While some of the results were clear cut I found his characterization on abortion biased. O'Reilly presented his graphic as "Just 31%of Americans believe abortion should be allowed with few restrictions, while 66%, overwhelming, want the procedure to be limited or illegal." Looked at another way,"51% of those polled want abortion to remain legal and widely available, though 39% of those want to see it more limited. 44% want to see it criminalized almost all the time. However, 66% of all respondents think we need to find a middle ground, with only 29% saying "no compromise." It is unclear what portion of those 29% are pro-choice absolutists or no-choice extremists."

See, we can do it too.

Alas for poor O'Reilly, right there in the midst of all the analysis, in big blue letters, the Pew Research states


"Public Divided on Social Issues, But No "Culture War""

Public attitudes across a set of five issues that have been the focus of intense political activity in recent years 足 gay marriage, adoption of children by gay couples, abortion, stem cell research and the morning-after pill 足 show a mix of conservative and liberal majorities. On none of the five issues does more than 56% of the public line up on one side of the question or the other.
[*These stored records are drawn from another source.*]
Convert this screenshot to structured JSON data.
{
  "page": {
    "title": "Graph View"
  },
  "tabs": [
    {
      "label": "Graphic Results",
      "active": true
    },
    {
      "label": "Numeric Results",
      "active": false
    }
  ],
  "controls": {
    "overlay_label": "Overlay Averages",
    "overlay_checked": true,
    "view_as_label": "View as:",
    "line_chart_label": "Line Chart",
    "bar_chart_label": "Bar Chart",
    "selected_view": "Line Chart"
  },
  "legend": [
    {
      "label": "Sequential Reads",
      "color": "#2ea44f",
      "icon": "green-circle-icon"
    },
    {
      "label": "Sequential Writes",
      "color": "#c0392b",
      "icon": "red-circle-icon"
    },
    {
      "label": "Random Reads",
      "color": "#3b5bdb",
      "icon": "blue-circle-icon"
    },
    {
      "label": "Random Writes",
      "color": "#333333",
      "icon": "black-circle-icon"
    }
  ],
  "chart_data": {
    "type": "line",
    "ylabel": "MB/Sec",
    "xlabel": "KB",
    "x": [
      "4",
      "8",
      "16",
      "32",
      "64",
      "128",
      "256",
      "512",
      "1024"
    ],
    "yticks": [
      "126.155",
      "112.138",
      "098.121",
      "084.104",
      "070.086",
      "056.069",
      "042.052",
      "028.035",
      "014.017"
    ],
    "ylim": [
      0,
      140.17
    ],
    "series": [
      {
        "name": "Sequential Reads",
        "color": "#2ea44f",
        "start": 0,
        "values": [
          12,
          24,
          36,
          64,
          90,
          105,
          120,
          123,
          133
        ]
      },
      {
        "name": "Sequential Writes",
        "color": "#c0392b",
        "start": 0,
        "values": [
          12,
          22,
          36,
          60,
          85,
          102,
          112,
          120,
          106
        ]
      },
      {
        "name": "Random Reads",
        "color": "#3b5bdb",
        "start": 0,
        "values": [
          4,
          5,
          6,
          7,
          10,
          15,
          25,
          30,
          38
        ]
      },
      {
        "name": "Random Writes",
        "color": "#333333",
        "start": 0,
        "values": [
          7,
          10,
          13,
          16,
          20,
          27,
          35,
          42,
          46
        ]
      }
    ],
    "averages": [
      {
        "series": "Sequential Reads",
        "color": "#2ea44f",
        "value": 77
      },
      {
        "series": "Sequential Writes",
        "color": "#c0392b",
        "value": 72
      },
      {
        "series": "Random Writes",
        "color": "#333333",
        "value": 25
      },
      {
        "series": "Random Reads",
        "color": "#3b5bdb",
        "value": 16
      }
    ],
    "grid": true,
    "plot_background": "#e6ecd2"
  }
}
Opinions on these issues are related to one another; for example, most of those who take the most conservative positions on abortion also oppose gay marriage, and a similar pattern is seen for each pair of items. But there is also a great deal of inconsistency. Just over one-in-ten Americans (12%) takes the conservative position on all of these items, and a somewhat larger number (22%) take conservative positions on none of the items. Thus, much of the public falls between the extremes on this collection of issues.

The "culture war" and it's head warrior are a sham, a hype, just like the ridiculous "war on Christmas"; merely a means to 1.) make money by 2.) exploiting the manipulable followers who would rather have someone looking out for them than thinking for themselves.